China’s 60 year experience in establishing a de-professionalized, community-based, health service delivery model that is economically feasible, institutionally and culturally appropriate mechanism can be useful to other low- and middle-income countries (LMICs) seeking to extend essential services. Lessons can be drawn from both reform content and from its implementation pathway, identifying the political, institutional and contextual factors shaping the three-tier delivery model over time.
Measuring health workers’ motivation composition: validation of a scale based on Self-Determination Theory in Burkina Faso
Although motivation of health workers in low- and middle-income countries (LMICs) has become a topic of increasing interest by policy makers and researchers in recent years, many aspects are not well understood to date. This is partly due to a lack of appropriate measurement instruments. This article presents evidence on the construct validity of a psychometric scale developed to measure motivation composition, i.e., the extent to which motivation of different origin within and outside of a person contributes to their overall work motivation. It is theoretically grounded in Self-Determination Theory (SDT).Methods
We conducted a cross-sectional survey of 1142 nurses in 522 government health facilities in 24 districts of Burkina Faso.
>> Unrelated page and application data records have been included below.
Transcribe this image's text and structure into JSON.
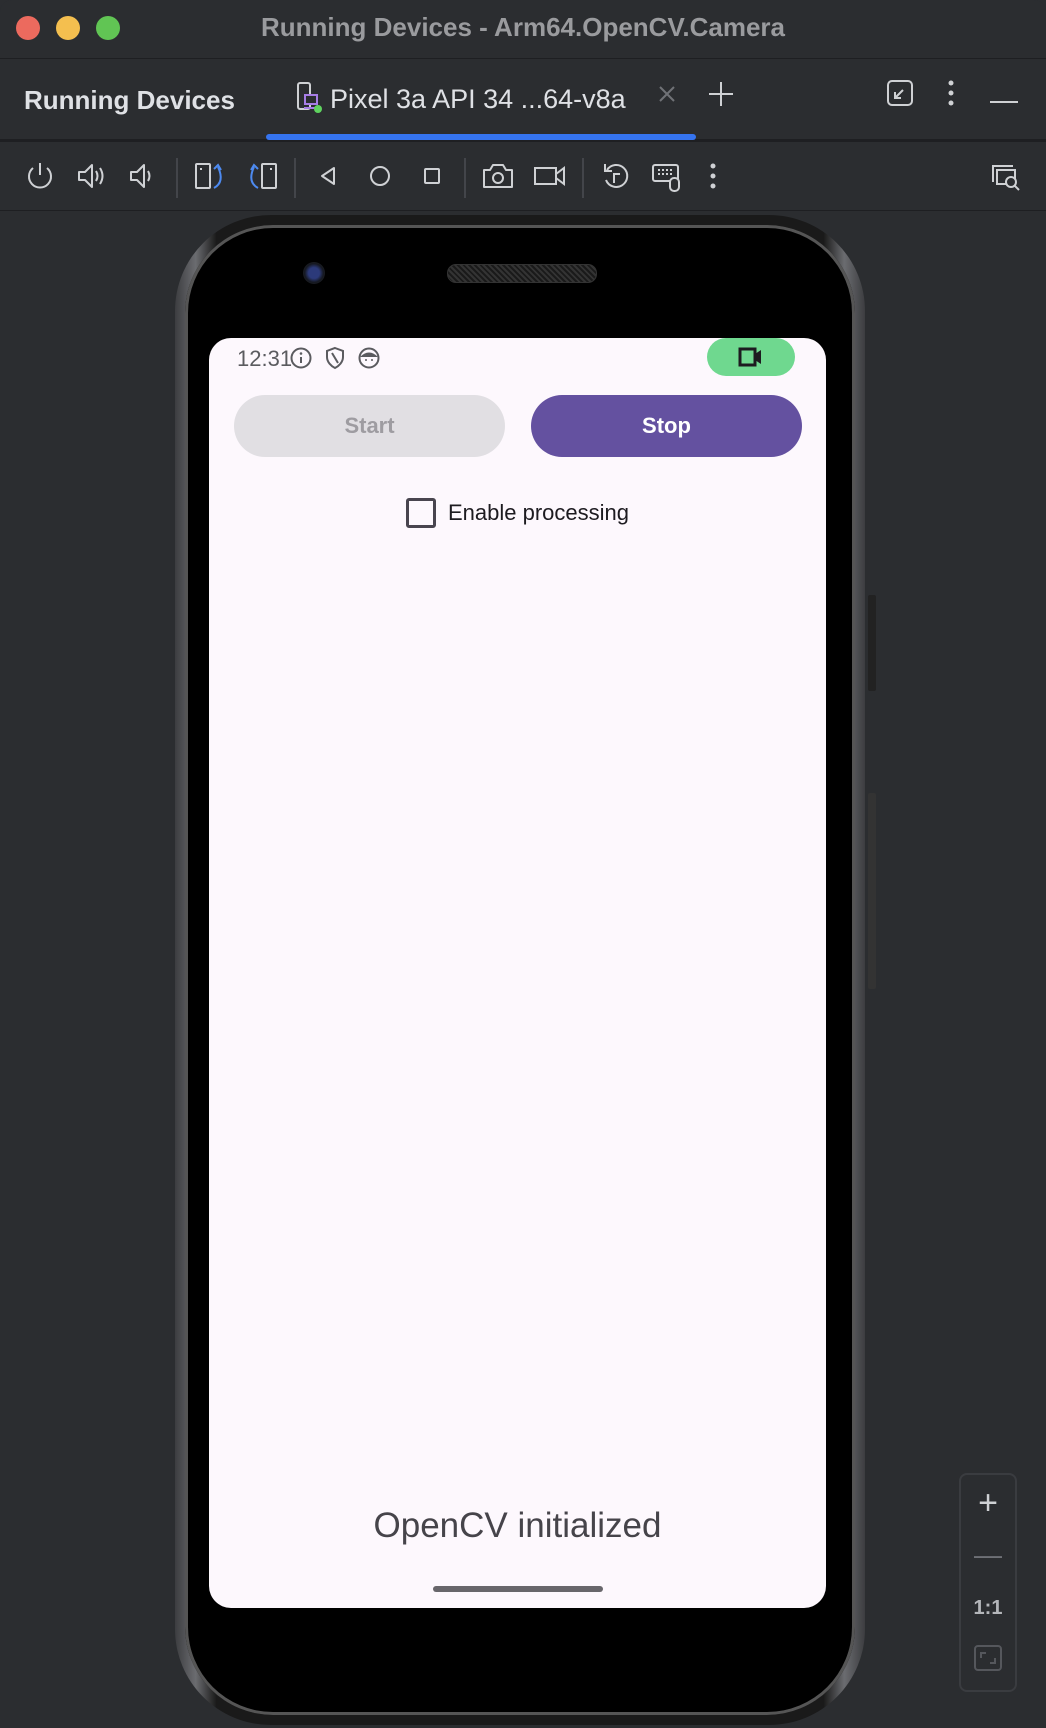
{
  "window": {
    "title": "Running Devices - Arm64.OpenCV.Camera",
    "traffic_lights": {
      "close": "#ec6a5e",
      "minimize": "#f4bf4f",
      "maximize": "#61c554"
    }
  },
  "tabbar": {
    "panel_title": "Running Devices",
    "tabs": [
      {
        "label": "Pixel 3a API 34 ...64-v8a",
        "icon": "device-icon",
        "active": true,
        "status_dot_color": "#5fd35f"
      }
    ],
    "add_tab_icon": "plus-icon",
    "actions": [
      {
        "icon": "restore-down-icon"
      },
      {
        "icon": "more-vertical-icon"
      },
      {
        "icon": "minimize-icon"
      }
    ],
    "accent_color": "#3574f0"
  },
  "toolbar": {
    "buttons": [
      {
        "icon": "power-icon"
      },
      {
        "icon": "volume-up-icon"
      },
      {
        "icon": "volume-down-icon"
      },
      {
        "icon": "rotate-left-icon"
      },
      {
        "icon": "rotate-right-icon"
      },
      {
        "icon": "back-icon"
      },
      {
        "icon": "home-icon"
      },
      {
        "icon": "overview-icon"
      },
      {
        "icon": "screenshot-icon"
      },
      {
        "icon": "screen-record-icon"
      },
      {
        "icon": "reset-rotation-icon"
      },
      {
        "icon": "keyboard-mouse-icon"
      },
      {
        "icon": "more-vertical-icon"
      }
    ],
    "right_icon": "window-search-icon"
  },
  "device": {
    "status_bar": {
      "time": "12:31",
      "icons": [
        "info-icon",
        "shield-icon",
        "android-face-icon"
      ],
      "recording_pill_color": "#6fd88f",
      "recording_icon": "video-camera-icon"
    },
    "app": {
      "start_label": "Start",
      "start_enabled": false,
      "stop_label": "Stop",
      "stop_color": "#6451a0",
      "checkbox_label": "Enable processing",
      "checkbox_checked": false,
      "status_message": "OpenCV initialized"
    }
  },
  "zoom_controls": {
    "zoom_in": "+",
    "zoom_out": "—",
    "actual_size": "1:1",
    "fit_icon": "fit-screen-icon"
  }
}
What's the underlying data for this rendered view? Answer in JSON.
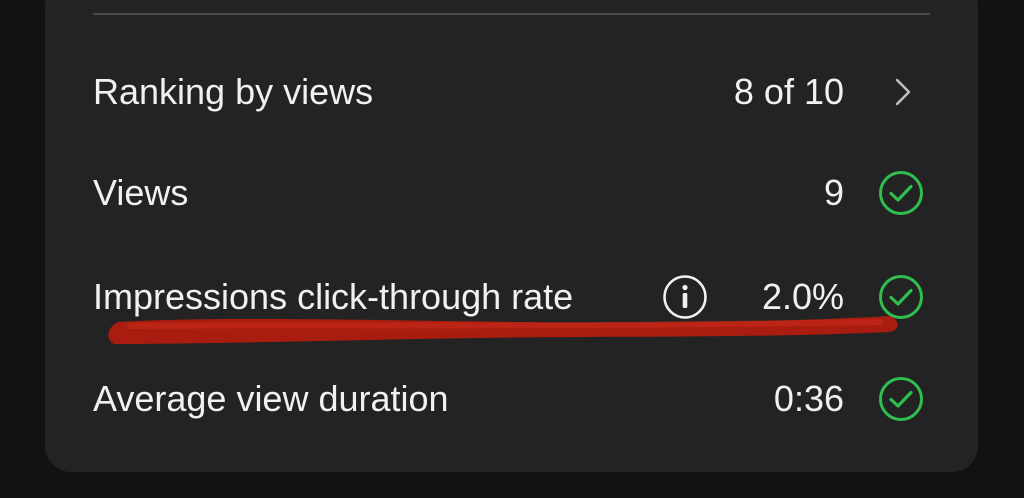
{
  "rows": [
    {
      "label": "Ranking by views",
      "value": "8 of 10",
      "icon": "chevron-right-icon"
    },
    {
      "label": "Views",
      "value": "9",
      "icon": "check-circle-icon"
    },
    {
      "label": "Impressions click-through rate",
      "value": "2.0%",
      "icon": "check-circle-icon",
      "has_info": true
    },
    {
      "label": "Average view duration",
      "value": "0:36",
      "icon": "check-circle-icon"
    }
  ],
  "colors": {
    "background": "#121212",
    "card": "#232323",
    "text": "#f1f1f1",
    "check_green": "#2fbf4f",
    "annotation_red": "#b01d10"
  }
}
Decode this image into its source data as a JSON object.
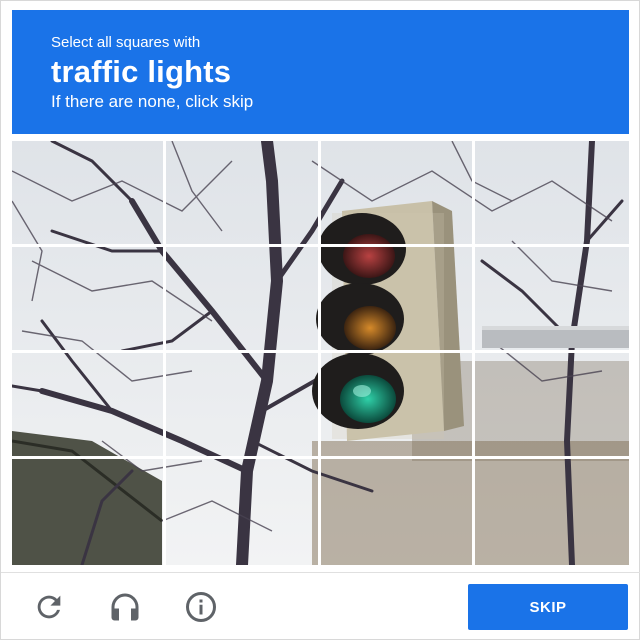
{
  "header": {
    "instruction": "Select all squares with",
    "target": "traffic lights",
    "hint": "If there are none, click skip"
  },
  "grid": {
    "rows": 4,
    "cols": 4,
    "image_subject": "traffic-light-with-bare-trees"
  },
  "footer": {
    "icons": [
      "reload-icon",
      "audio-headphones-icon",
      "info-icon"
    ],
    "skip_label": "SKIP"
  },
  "colors": {
    "accent": "#1a73e8",
    "text_on_accent": "#ffffff",
    "icon": "#5f6368"
  }
}
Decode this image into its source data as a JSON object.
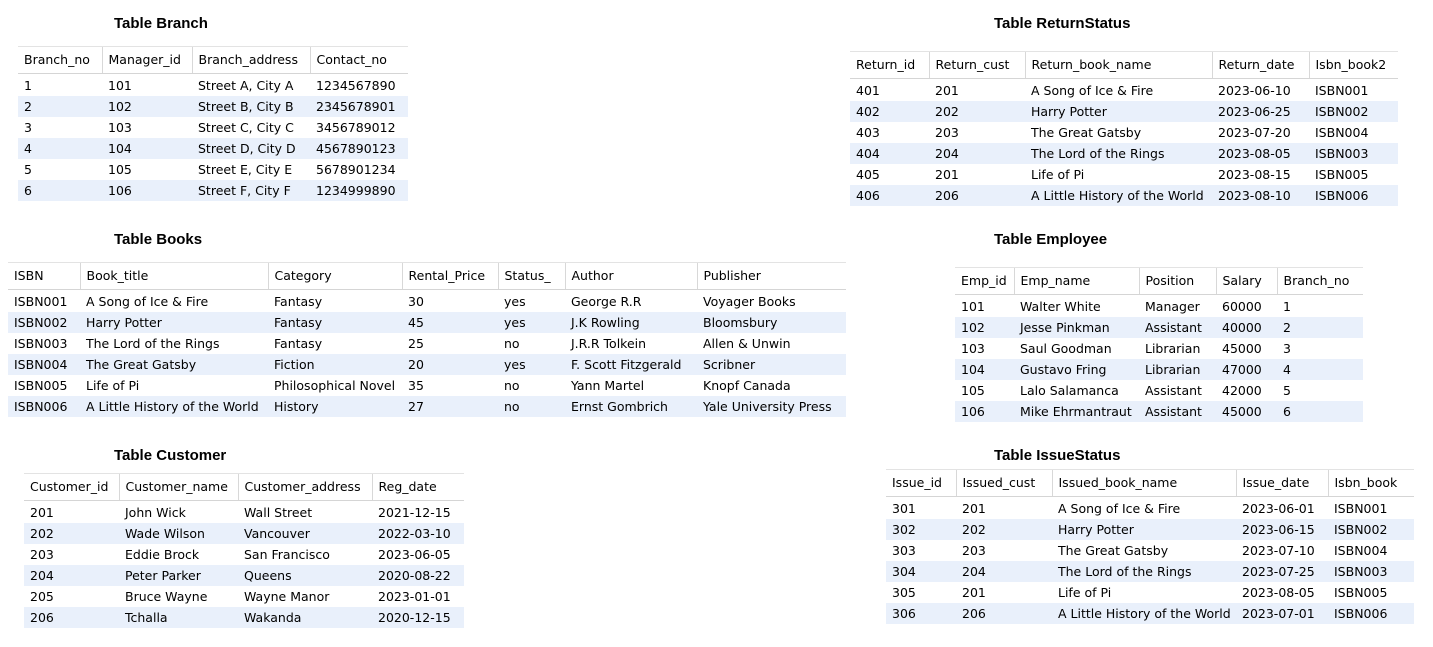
{
  "tables": [
    {
      "title": "Table Branch",
      "columns": [
        "Branch_no",
        "Manager_id",
        "Branch_address",
        "Contact_no"
      ],
      "rows": [
        [
          "1",
          "101",
          "Street A, City A",
          "1234567890"
        ],
        [
          "2",
          "102",
          "Street B, City B",
          "2345678901"
        ],
        [
          "3",
          "103",
          "Street C, City C",
          "3456789012"
        ],
        [
          "4",
          "104",
          "Street D, City D",
          "4567890123"
        ],
        [
          "5",
          "105",
          "Street E, City E",
          "5678901234"
        ],
        [
          "6",
          "106",
          "Street F, City F",
          "1234999890"
        ]
      ]
    },
    {
      "title": "Table ReturnStatus",
      "columns": [
        "Return_id",
        "Return_cust",
        "Return_book_name",
        "Return_date",
        "Isbn_book2"
      ],
      "rows": [
        [
          "401",
          "201",
          "A Song of Ice & Fire",
          "2023-06-10",
          "ISBN001"
        ],
        [
          "402",
          "202",
          "Harry Potter",
          "2023-06-25",
          "ISBN002"
        ],
        [
          "403",
          "203",
          "The Great Gatsby",
          "2023-07-20",
          "ISBN004"
        ],
        [
          "404",
          "204",
          "The Lord of the Rings",
          "2023-08-05",
          "ISBN003"
        ],
        [
          "405",
          "201",
          "Life of Pi",
          "2023-08-15",
          "ISBN005"
        ],
        [
          "406",
          "206",
          "A Little History of the World",
          "2023-08-10",
          "ISBN006"
        ]
      ]
    },
    {
      "title": "Table Books",
      "columns": [
        "ISBN",
        "Book_title",
        "Category",
        "Rental_Price",
        "Status_",
        "Author",
        "Publisher"
      ],
      "rows": [
        [
          "ISBN001",
          "A Song of Ice & Fire",
          "Fantasy",
          "30",
          "yes",
          "George R.R",
          "Voyager Books"
        ],
        [
          "ISBN002",
          "Harry Potter",
          "Fantasy",
          "45",
          "yes",
          "J.K Rowling",
          "Bloomsbury"
        ],
        [
          "ISBN003",
          "The Lord of the Rings",
          "Fantasy",
          "25",
          "no",
          "J.R.R Tolkein",
          "Allen & Unwin"
        ],
        [
          "ISBN004",
          "The Great Gatsby",
          "Fiction",
          "20",
          "yes",
          "F. Scott Fitzgerald",
          "Scribner"
        ],
        [
          "ISBN005",
          "Life of Pi",
          "Philosophical Novel",
          "35",
          "no",
          "Yann Martel",
          "Knopf Canada"
        ],
        [
          "ISBN006",
          "A Little History of the World",
          "History",
          "27",
          "no",
          "Ernst Gombrich",
          "Yale University Press"
        ]
      ]
    },
    {
      "title": "Table Employee",
      "columns": [
        "Emp_id",
        "Emp_name",
        "Position",
        "Salary",
        "Branch_no"
      ],
      "rows": [
        [
          "101",
          "Walter White",
          "Manager",
          "60000",
          "1"
        ],
        [
          "102",
          "Jesse Pinkman",
          "Assistant",
          "40000",
          "2"
        ],
        [
          "103",
          "Saul Goodman",
          "Librarian",
          "45000",
          "3"
        ],
        [
          "104",
          "Gustavo Fring",
          "Librarian",
          "47000",
          "4"
        ],
        [
          "105",
          "Lalo Salamanca",
          "Assistant",
          "42000",
          "5"
        ],
        [
          "106",
          "Mike Ehrmantraut",
          "Assistant",
          "45000",
          "6"
        ]
      ]
    },
    {
      "title": "Table Customer",
      "columns": [
        "Customer_id",
        "Customer_name",
        "Customer_address",
        "Reg_date"
      ],
      "rows": [
        [
          "201",
          "John Wick",
          "Wall Street",
          "2021-12-15"
        ],
        [
          "202",
          "Wade Wilson",
          "Vancouver",
          "2022-03-10"
        ],
        [
          "203",
          "Eddie Brock",
          "San Francisco",
          "2023-06-05"
        ],
        [
          "204",
          "Peter Parker",
          "Queens",
          "2020-08-22"
        ],
        [
          "205",
          "Bruce Wayne",
          "Wayne Manor",
          "2023-01-01"
        ],
        [
          "206",
          "Tchalla",
          "Wakanda",
          "2020-12-15"
        ]
      ]
    },
    {
      "title": "Table IssueStatus",
      "columns": [
        "Issue_id",
        "Issued_cust",
        "Issued_book_name",
        "Issue_date",
        "Isbn_book"
      ],
      "rows": [
        [
          "301",
          "201",
          "A Song of Ice & Fire",
          "2023-06-01",
          "ISBN001"
        ],
        [
          "302",
          "202",
          "Harry Potter",
          "2023-06-15",
          "ISBN002"
        ],
        [
          "303",
          "203",
          "The Great Gatsby",
          "2023-07-10",
          "ISBN004"
        ],
        [
          "304",
          "204",
          "The Lord of the Rings",
          "2023-07-25",
          "ISBN003"
        ],
        [
          "305",
          "201",
          "Life of Pi",
          "2023-08-05",
          "ISBN005"
        ],
        [
          "306",
          "206",
          "A Little History of the World",
          "2023-07-01",
          "ISBN006"
        ]
      ]
    }
  ]
}
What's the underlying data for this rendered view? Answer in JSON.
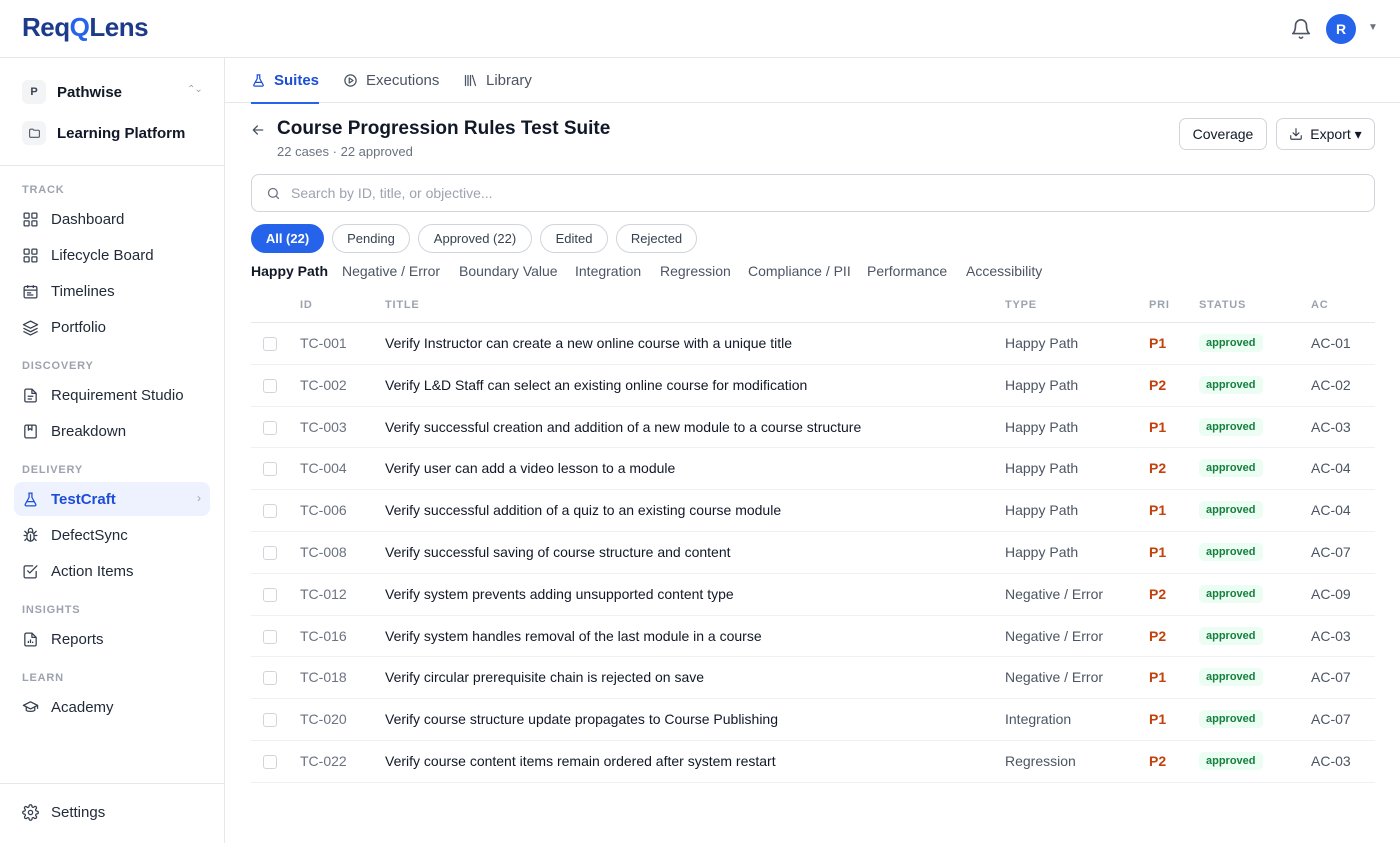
{
  "app": {
    "logo_part1": "Req",
    "logo_q": "Q",
    "logo_part2": "Lens",
    "user_initial": "R"
  },
  "workspace": {
    "org_initial": "P",
    "org_name": "Pathwise",
    "project_name": "Learning Platform"
  },
  "sidebar": {
    "sections": {
      "track": "TRACK",
      "discovery": "DISCOVERY",
      "delivery": "DELIVERY",
      "insights": "INSIGHTS",
      "learn": "LEARN"
    },
    "items": {
      "dashboard": "Dashboard",
      "lifecycle": "Lifecycle Board",
      "timelines": "Timelines",
      "portfolio": "Portfolio",
      "requirement_studio": "Requirement Studio",
      "breakdown": "Breakdown",
      "testcraft": "TestCraft",
      "defectsync": "DefectSync",
      "action_items": "Action Items",
      "reports": "Reports",
      "academy": "Academy",
      "settings": "Settings"
    },
    "active_item": "testcraft"
  },
  "tabs": {
    "suites": "Suites",
    "executions": "Executions",
    "library": "Library",
    "active": "suites"
  },
  "header": {
    "title": "Course Progression Rules Test Suite",
    "subtitle": "22 cases · 22 approved",
    "coverage_label": "Coverage",
    "export_label": "Export ▾"
  },
  "search": {
    "placeholder": "Search by ID, title, or objective...",
    "value": ""
  },
  "status_filters": [
    "All (22)",
    "Pending",
    "Approved (22)",
    "Edited",
    "Rejected"
  ],
  "status_filter_active": "All (22)",
  "categories": [
    "Happy Path",
    "Negative / Error",
    "Boundary Value",
    "Integration",
    "Regression",
    "Compliance / PII",
    "Performance",
    "Accessibility"
  ],
  "category_active": "Happy Path",
  "table": {
    "columns": {
      "id": "ID",
      "title": "TITLE",
      "type": "TYPE",
      "priority": "PRI",
      "status": "STATUS",
      "ac": "AC"
    },
    "rows": [
      {
        "id": "TC-001",
        "title": "Verify Instructor can create a new online course with a unique title",
        "type": "Happy Path",
        "priority": "P1",
        "status": "approved",
        "ac": "AC-01"
      },
      {
        "id": "TC-002",
        "title": "Verify L&D Staff can select an existing online course for modification",
        "type": "Happy Path",
        "priority": "P2",
        "status": "approved",
        "ac": "AC-02"
      },
      {
        "id": "TC-003",
        "title": "Verify successful creation and addition of a new module to a course structure",
        "type": "Happy Path",
        "priority": "P1",
        "status": "approved",
        "ac": "AC-03"
      },
      {
        "id": "TC-004",
        "title": "Verify user can add a video lesson to a module",
        "type": "Happy Path",
        "priority": "P2",
        "status": "approved",
        "ac": "AC-04"
      },
      {
        "id": "TC-006",
        "title": "Verify successful addition of a quiz to an existing course module",
        "type": "Happy Path",
        "priority": "P1",
        "status": "approved",
        "ac": "AC-04"
      },
      {
        "id": "TC-008",
        "title": "Verify successful saving of course structure and content",
        "type": "Happy Path",
        "priority": "P1",
        "status": "approved",
        "ac": "AC-07"
      },
      {
        "id": "TC-012",
        "title": "Verify system prevents adding unsupported content type",
        "type": "Negative / Error",
        "priority": "P2",
        "status": "approved",
        "ac": "AC-09"
      },
      {
        "id": "TC-016",
        "title": "Verify system handles removal of the last module in a course",
        "type": "Negative / Error",
        "priority": "P2",
        "status": "approved",
        "ac": "AC-03"
      },
      {
        "id": "TC-018",
        "title": "Verify circular prerequisite chain is rejected on save",
        "type": "Negative / Error",
        "priority": "P1",
        "status": "approved",
        "ac": "AC-07"
      },
      {
        "id": "TC-020",
        "title": "Verify course structure update propagates to Course Publishing",
        "type": "Integration",
        "priority": "P1",
        "status": "approved",
        "ac": "AC-07"
      },
      {
        "id": "TC-022",
        "title": "Verify course content items remain ordered after system restart",
        "type": "Regression",
        "priority": "P2",
        "status": "approved",
        "ac": "AC-03"
      }
    ]
  },
  "colors": {
    "accent": "#2563eb",
    "brand": "#1e3a8a",
    "priority": "#c2410c",
    "approved": "#15803d"
  }
}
We assessed the scale’s validity in a confirmatory factor analysis framework, investigating whether the scale measures what it was intended to measure (content, structural, and convergent/discriminant validity) and whether it does so equally well across health worker subgroups (measurement invariance).Results
Our results show that the scale measures a slightly modified version of the SDT continuum of motivation well. Measurements were overall comparable between subgroups, but results indicate that caution is warranted if a comparison of motivation scores between groups is the focus of analysis.Conclusions
The scale is a valuable addition to the repository of measurement tools for health worker motivation in LMICs. We expect it to prove useful in the quest for a more comprehensive understanding of motivation as well as of the effects and potential side effects of interventions intended to enhance motivation.